Type the entries out once more. Match them exactly.

------ GIVEN RECORDS ------

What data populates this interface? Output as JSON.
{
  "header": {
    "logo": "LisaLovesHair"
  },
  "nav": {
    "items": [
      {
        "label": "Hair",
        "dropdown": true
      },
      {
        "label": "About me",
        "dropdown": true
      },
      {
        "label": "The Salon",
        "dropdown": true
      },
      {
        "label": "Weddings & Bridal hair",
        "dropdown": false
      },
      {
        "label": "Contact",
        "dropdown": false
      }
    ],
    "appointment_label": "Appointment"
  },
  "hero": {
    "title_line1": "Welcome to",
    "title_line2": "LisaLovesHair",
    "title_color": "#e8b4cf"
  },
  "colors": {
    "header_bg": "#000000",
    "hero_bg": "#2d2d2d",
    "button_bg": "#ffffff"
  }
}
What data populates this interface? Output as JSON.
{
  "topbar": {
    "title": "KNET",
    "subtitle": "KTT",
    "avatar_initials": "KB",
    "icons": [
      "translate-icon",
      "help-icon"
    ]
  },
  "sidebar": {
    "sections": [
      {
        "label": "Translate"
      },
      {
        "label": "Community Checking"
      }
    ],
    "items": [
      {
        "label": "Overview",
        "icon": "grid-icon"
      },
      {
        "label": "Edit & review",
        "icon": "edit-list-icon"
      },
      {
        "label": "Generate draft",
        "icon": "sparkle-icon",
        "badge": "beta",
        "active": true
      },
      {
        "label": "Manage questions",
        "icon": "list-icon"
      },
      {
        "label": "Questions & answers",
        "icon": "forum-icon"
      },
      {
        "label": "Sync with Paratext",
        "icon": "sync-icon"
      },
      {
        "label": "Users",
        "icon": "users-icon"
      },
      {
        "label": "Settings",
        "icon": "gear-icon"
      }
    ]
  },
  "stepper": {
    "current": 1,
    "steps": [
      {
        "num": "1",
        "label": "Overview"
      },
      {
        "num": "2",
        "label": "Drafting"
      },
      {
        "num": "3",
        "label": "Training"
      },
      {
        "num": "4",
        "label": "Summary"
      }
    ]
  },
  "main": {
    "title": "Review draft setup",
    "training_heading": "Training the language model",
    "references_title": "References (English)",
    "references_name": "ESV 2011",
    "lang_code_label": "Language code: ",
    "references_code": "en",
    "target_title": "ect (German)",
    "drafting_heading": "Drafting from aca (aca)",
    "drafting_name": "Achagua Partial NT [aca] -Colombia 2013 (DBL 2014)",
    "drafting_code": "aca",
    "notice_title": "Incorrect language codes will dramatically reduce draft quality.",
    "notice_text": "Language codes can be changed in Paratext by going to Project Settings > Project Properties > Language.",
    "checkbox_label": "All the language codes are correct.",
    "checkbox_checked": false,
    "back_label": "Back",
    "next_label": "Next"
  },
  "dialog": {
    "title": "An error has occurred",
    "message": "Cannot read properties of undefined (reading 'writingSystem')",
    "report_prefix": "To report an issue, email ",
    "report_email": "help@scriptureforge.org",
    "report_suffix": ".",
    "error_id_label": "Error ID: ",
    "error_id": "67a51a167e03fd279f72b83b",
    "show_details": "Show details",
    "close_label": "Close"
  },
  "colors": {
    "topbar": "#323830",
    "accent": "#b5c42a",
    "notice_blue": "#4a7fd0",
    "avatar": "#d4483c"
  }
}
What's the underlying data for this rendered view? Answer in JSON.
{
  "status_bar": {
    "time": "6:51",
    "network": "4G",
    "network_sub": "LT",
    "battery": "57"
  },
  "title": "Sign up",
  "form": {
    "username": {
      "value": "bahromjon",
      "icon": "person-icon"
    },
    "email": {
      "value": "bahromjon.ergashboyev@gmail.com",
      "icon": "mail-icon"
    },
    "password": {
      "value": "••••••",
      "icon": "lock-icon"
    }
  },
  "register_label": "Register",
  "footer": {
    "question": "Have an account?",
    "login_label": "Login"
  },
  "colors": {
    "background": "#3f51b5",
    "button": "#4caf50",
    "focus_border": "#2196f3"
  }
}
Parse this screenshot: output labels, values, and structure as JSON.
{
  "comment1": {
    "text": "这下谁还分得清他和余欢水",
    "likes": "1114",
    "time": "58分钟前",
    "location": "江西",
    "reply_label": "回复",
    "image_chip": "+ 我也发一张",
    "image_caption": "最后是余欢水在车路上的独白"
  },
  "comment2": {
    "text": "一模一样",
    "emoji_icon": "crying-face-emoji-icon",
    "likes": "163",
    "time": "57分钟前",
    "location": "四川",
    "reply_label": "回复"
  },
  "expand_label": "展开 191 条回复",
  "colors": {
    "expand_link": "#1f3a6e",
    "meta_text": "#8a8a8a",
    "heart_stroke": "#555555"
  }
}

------

### RESPONSE BOX
What data populates this interface? Output as JSON.
{
  "header": {
    "logo": "LisaLovesHair"
  },
  "nav": {
    "items": [
      {
        "label": "Hair",
        "dropdown": true
      },
      {
        "label": "About me",
        "dropdown": true
      },
      {
        "label": "The Salon",
        "dropdown": true
      },
      {
        "label": "Weddings & Bridal hair",
        "dropdown": false
      },
      {
        "label": "Contact",
        "dropdown": false
      }
    ],
    "appointment_label": "Appointment"
  },
  "hero": {
    "title_line1": "Welcome to",
    "title_line2": "LisaLovesHair",
    "title_color": "#e8b4cf"
  },
  "colors": {
    "header_bg": "#000000",
    "hero_bg": "#2d2d2d",
    "button_bg": "#ffffff"
  }
}
What data populates this interface? Output as JSON.
{
  "topbar": {
    "title": "KNET",
    "subtitle": "KTT",
    "avatar_initials": "KB",
    "icons": [
      "translate-icon",
      "help-icon"
    ]
  },
  "sidebar": {
    "sections": [
      {
        "label": "Translate"
      },
      {
        "label": "Community Checking"
      }
    ],
    "items": [
      {
        "label": "Overview",
        "icon": "grid-icon"
      },
      {
        "label": "Edit & review",
        "icon": "edit-list-icon"
      },
      {
        "label": "Generate draft",
        "icon": "sparkle-icon",
        "badge": "beta",
        "active": true
      },
      {
        "label": "Manage questions",
        "icon": "list-icon"
      },
      {
        "label": "Questions & answers",
        "icon": "forum-icon"
      },
      {
        "label": "Sync with Paratext",
        "icon": "sync-icon"
      },
      {
        "label": "Users",
        "icon": "users-icon"
      },
      {
        "label": "Settings",
        "icon": "gear-icon"
      }
    ]
  },
  "stepper": {
    "current": 1,
    "steps": [
      {
        "num": "1",
        "label": "Overview"
      },
      {
        "num": "2",
        "label": "Drafting"
      },
      {
        "num": "3",
        "label": "Training"
      },
      {
        "num": "4",
        "label": "Summary"
      }
    ]
  },
  "main": {
    "title": "Review draft setup",
    "training_heading": "Training the language model",
    "references_title": "References (English)",
    "references_name": "ESV 2011",
    "lang_code_label": "Language code: ",
    "references_code": "en",
    "target_title": "ect (German)",
    "drafting_heading": "Drafting from aca (aca)",
    "drafting_name": "Achagua Partial NT [aca] -Colombia 2013 (DBL 2014)",
    "drafting_code": "aca",
    "notice_title": "Incorrect language codes will dramatically reduce draft quality.",
    "notice_text": "Language codes can be changed in Paratext by going to Project Settings > Project Properties > Language.",
    "checkbox_label": "All the language codes are correct.",
    "checkbox_checked": false,
    "back_label": "Back",
    "next_label": "Next"
  },
  "dialog": {
    "title": "An error has occurred",
    "message": "Cannot read properties of undefined (reading 'writingSystem')",
    "report_prefix": "To report an issue, email ",
    "report_email": "help@scriptureforge.org",
    "report_suffix": ".",
    "error_id_label": "Error ID: ",
    "error_id": "67a51a167e03fd279f72b83b",
    "show_details": "Show details",
    "close_label": "Close"
  },
  "colors": {
    "topbar": "#323830",
    "accent": "#b5c42a",
    "notice_blue": "#4a7fd0",
    "avatar": "#d4483c"
  }
}
What's the underlying data for this rendered view? Answer in JSON.
{
  "status_bar": {
    "time": "6:51",
    "network": "4G",
    "network_sub": "LT",
    "battery": "57"
  },
  "title": "Sign up",
  "form": {
    "username": {
      "value": "bahromjon",
      "icon": "person-icon"
    },
    "email": {
      "value": "bahromjon.ergashboyev@gmail.com",
      "icon": "mail-icon"
    },
    "password": {
      "value": "••••••",
      "icon": "lock-icon"
    }
  },
  "register_label": "Register",
  "footer": {
    "question": "Have an account?",
    "login_label": "Login"
  },
  "colors": {
    "background": "#3f51b5",
    "button": "#4caf50",
    "focus_border": "#2196f3"
  }
}
Parse this screenshot: output labels, values, and structure as JSON.
{
  "comment1": {
    "text": "这下谁还分得清他和余欢水",
    "likes": "1114",
    "time": "58分钟前",
    "location": "江西",
    "reply_label": "回复",
    "image_chip": "+ 我也发一张",
    "image_caption": "最后是余欢水在车路上的独白"
  },
  "comment2": {
    "text": "一模一样",
    "emoji_icon": "crying-face-emoji-icon",
    "likes": "163",
    "time": "57分钟前",
    "location": "四川",
    "reply_label": "回复"
  },
  "expand_label": "展开 191 条回复",
  "colors": {
    "expand_link": "#1f3a6e",
    "meta_text": "#8a8a8a",
    "heart_stroke": "#555555"
  }
}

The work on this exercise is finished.